• [Exercise directions]:
Within these entries, which lines include the string "icon"? Copy each one.

• [Data]:
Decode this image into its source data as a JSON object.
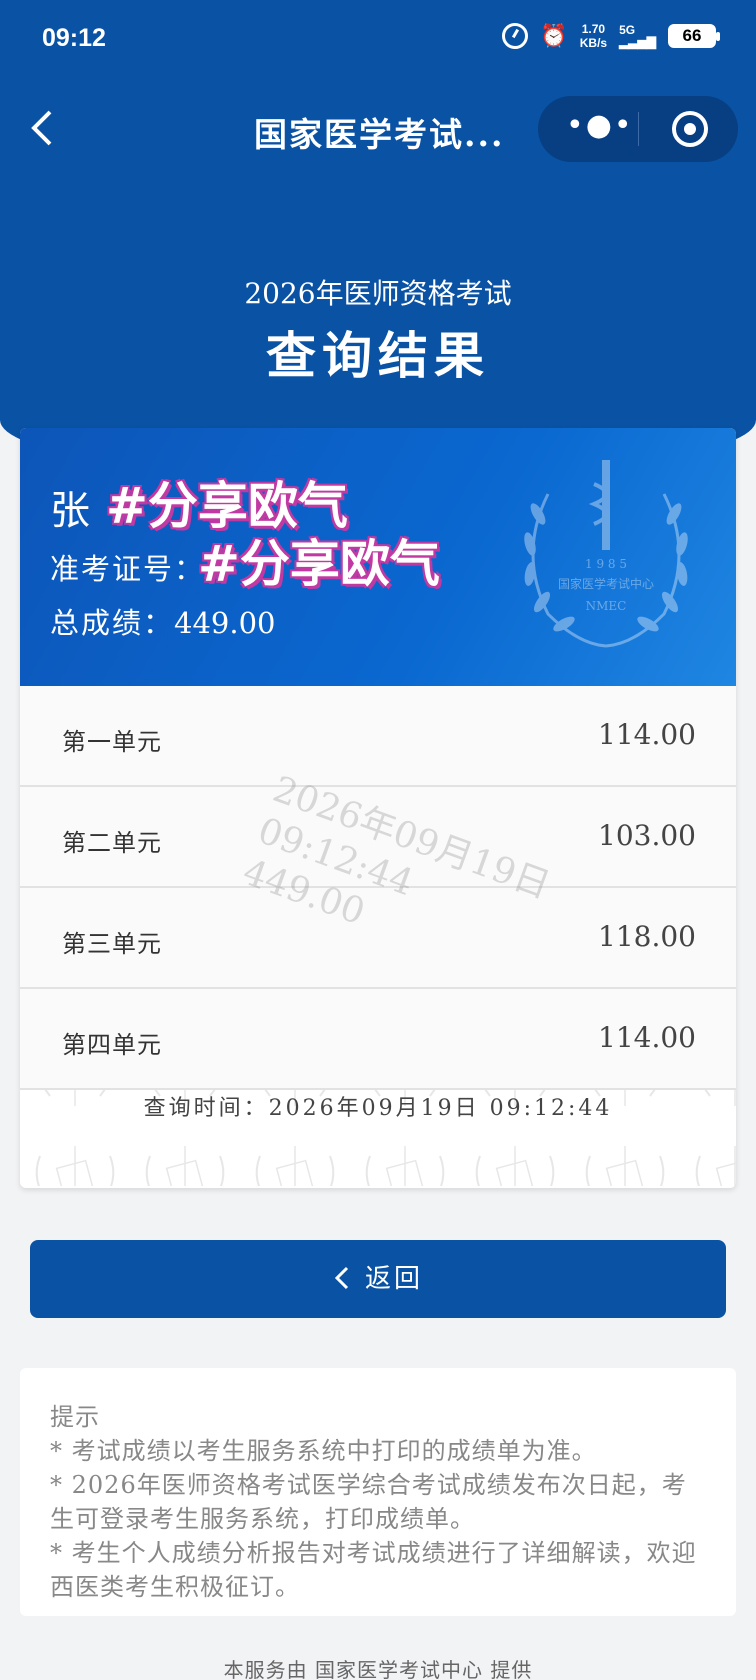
{
  "status_bar": {
    "time": "09:12",
    "network_speed": "1.70",
    "network_unit": "KB/s",
    "signal_label": "5G",
    "battery": "66"
  },
  "nav": {
    "title": "国家医学考试...",
    "back_icon": "chevron-left-icon",
    "more_icon": "more-dots-icon",
    "target_icon": "target-icon"
  },
  "hero": {
    "subtitle": "2026年医师资格考试",
    "title": "查询结果"
  },
  "candidate": {
    "name": "张",
    "exam_id_label": "准考证号：",
    "total_label": "总成绩：",
    "total_score": "449.00",
    "overlay_text_1": "#分享欧气",
    "overlay_text_2": "#分享欧气",
    "seal_year": "1 9 8 5",
    "seal_org": "国家医学考试中心",
    "seal_abbr": "NMEC"
  },
  "units": [
    {
      "label": "第一单元",
      "score": "114.00"
    },
    {
      "label": "第二单元",
      "score": "103.00"
    },
    {
      "label": "第三单元",
      "score": "118.00"
    },
    {
      "label": "第四单元",
      "score": "114.00"
    }
  ],
  "watermark": {
    "date": "2026年09月19日",
    "time": "09:12:44",
    "score": "449.00"
  },
  "query_time": "查询时间：2026年09月19日 09:12:44",
  "return_button": {
    "icon": "chevron-left-icon",
    "label": "返回"
  },
  "tips": {
    "title": "提示",
    "items": [
      "考试成绩以考生服务系统中打印的成绩单为准。",
      "2026年医师资格考试医学综合考试成绩发布次日起，考生可登录考生服务系统，打印成绩单。",
      "考生个人成绩分析报告对考试成绩进行了详细解读，欢迎西医类考生积极征订。"
    ]
  },
  "footer": "本服务由 国家医学考试中心 提供",
  "colors": {
    "primary": "#0a52a3",
    "card_gradient_start": "#0d55b8",
    "card_gradient_end": "#1f86e2",
    "overlay_outline": "#c13aa3"
  }
}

• [Answer box]:
    "back_icon": "chevron-left-icon",
    "more_icon": "more-dots-icon",
    "target_icon": "target-icon"
    "icon": "chevron-left-icon",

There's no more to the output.